Activity
Please write out every line of the material, leaving out any picture.
Start of Block
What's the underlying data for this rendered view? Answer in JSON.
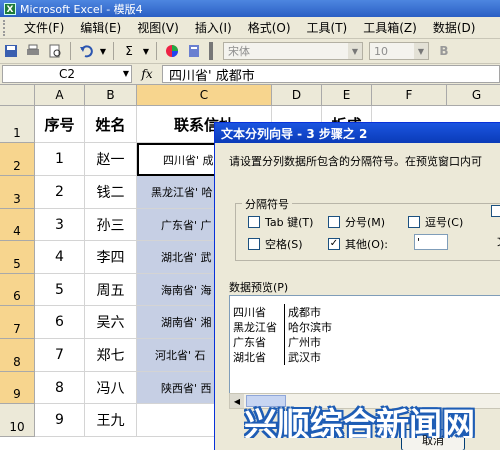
{
  "window": {
    "title": "Microsoft Excel - 模版4"
  },
  "menu": [
    {
      "label": "文件(F)"
    },
    {
      "label": "编辑(E)"
    },
    {
      "label": "视图(V)"
    },
    {
      "label": "插入(I)"
    },
    {
      "label": "格式(O)"
    },
    {
      "label": "工具(T)"
    },
    {
      "label": "工具箱(Z)"
    },
    {
      "label": "数据(D)"
    }
  ],
  "toolbar": {
    "font_name": "宋体",
    "font_size": "10",
    "sigma": "Σ"
  },
  "formula_bar": {
    "cell_ref": "C2",
    "fx": "fx",
    "content": "四川省' 成都市"
  },
  "columns": [
    "A",
    "B",
    "C",
    "D",
    "E",
    "F",
    "G"
  ],
  "rows": [
    "1",
    "2",
    "3",
    "4",
    "5",
    "6",
    "7",
    "8",
    "9",
    "10"
  ],
  "table": {
    "headers": [
      "序号",
      "姓名",
      "联系信址",
      "",
      "折成"
    ],
    "data": [
      {
        "no": "1",
        "name": "赵一",
        "addr": "四川省' 成"
      },
      {
        "no": "2",
        "name": "钱二",
        "addr": "黑龙江省' 哈"
      },
      {
        "no": "3",
        "name": "孙三",
        "addr": "广东省' 广"
      },
      {
        "no": "4",
        "name": "李四",
        "addr": "湖北省' 武"
      },
      {
        "no": "5",
        "name": "周五",
        "addr": "海南省' 海"
      },
      {
        "no": "6",
        "name": "吴六",
        "addr": "湖南省' 湘"
      },
      {
        "no": "7",
        "name": "郑七",
        "addr": "河北省' 石"
      },
      {
        "no": "8",
        "name": "冯八",
        "addr": "陕西省' 西"
      },
      {
        "no": "9",
        "name": "王九",
        "addr": ""
      }
    ]
  },
  "dialog": {
    "title": "文本分列向导 - 3 步骤之 2",
    "instruction": "请设置分列数据所包含的分隔符号。在预览窗口内可",
    "separator_group": "分隔符号",
    "tab": "Tab 键(T)",
    "semicolon": "分号(M)",
    "comma": "逗号(C)",
    "space": "空格(S)",
    "other": "其他(O):",
    "other_value": "'",
    "check_mark": "✓",
    "right_fragment": "文",
    "preview_label": "数据预览(P)",
    "preview_rows": [
      {
        "c1": "四川省",
        "c2": "成都市"
      },
      {
        "c1": "黑龙江省",
        "c2": "哈尔滨市"
      },
      {
        "c1": "广东省",
        "c2": "广州市"
      },
      {
        "c1": "湖北省",
        "c2": "武汉市"
      }
    ],
    "cancel": "取消"
  },
  "watermark": "兴顺综合新闻网"
}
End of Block
Reply to the task
What's the underlying data for this rendered view? Answer in JSON.
{
  "window": {
    "title": "Microsoft Excel - 模版4"
  },
  "menu": [
    {
      "label": "文件(F)"
    },
    {
      "label": "编辑(E)"
    },
    {
      "label": "视图(V)"
    },
    {
      "label": "插入(I)"
    },
    {
      "label": "格式(O)"
    },
    {
      "label": "工具(T)"
    },
    {
      "label": "工具箱(Z)"
    },
    {
      "label": "数据(D)"
    }
  ],
  "toolbar": {
    "font_name": "宋体",
    "font_size": "10",
    "sigma": "Σ"
  },
  "formula_bar": {
    "cell_ref": "C2",
    "fx": "fx",
    "content": "四川省' 成都市"
  },
  "columns": [
    "A",
    "B",
    "C",
    "D",
    "E",
    "F",
    "G"
  ],
  "rows": [
    "1",
    "2",
    "3",
    "4",
    "5",
    "6",
    "7",
    "8",
    "9",
    "10"
  ],
  "table": {
    "headers": [
      "序号",
      "姓名",
      "联系信址",
      "",
      "折成"
    ],
    "data": [
      {
        "no": "1",
        "name": "赵一",
        "addr": "四川省' 成"
      },
      {
        "no": "2",
        "name": "钱二",
        "addr": "黑龙江省' 哈"
      },
      {
        "no": "3",
        "name": "孙三",
        "addr": "广东省' 广"
      },
      {
        "no": "4",
        "name": "李四",
        "addr": "湖北省' 武"
      },
      {
        "no": "5",
        "name": "周五",
        "addr": "海南省' 海"
      },
      {
        "no": "6",
        "name": "吴六",
        "addr": "湖南省' 湘"
      },
      {
        "no": "7",
        "name": "郑七",
        "addr": "河北省' 石"
      },
      {
        "no": "8",
        "name": "冯八",
        "addr": "陕西省' 西"
      },
      {
        "no": "9",
        "name": "王九",
        "addr": ""
      }
    ]
  },
  "dialog": {
    "title": "文本分列向导 - 3 步骤之 2",
    "instruction": "请设置分列数据所包含的分隔符号。在预览窗口内可",
    "separator_group": "分隔符号",
    "tab": "Tab 键(T)",
    "semicolon": "分号(M)",
    "comma": "逗号(C)",
    "space": "空格(S)",
    "other": "其他(O):",
    "other_value": "'",
    "check_mark": "✓",
    "right_fragment": "文",
    "preview_label": "数据预览(P)",
    "preview_rows": [
      {
        "c1": "四川省",
        "c2": "成都市"
      },
      {
        "c1": "黑龙江省",
        "c2": "哈尔滨市"
      },
      {
        "c1": "广东省",
        "c2": "广州市"
      },
      {
        "c1": "湖北省",
        "c2": "武汉市"
      }
    ],
    "cancel": "取消"
  },
  "watermark": "兴顺综合新闻网"
}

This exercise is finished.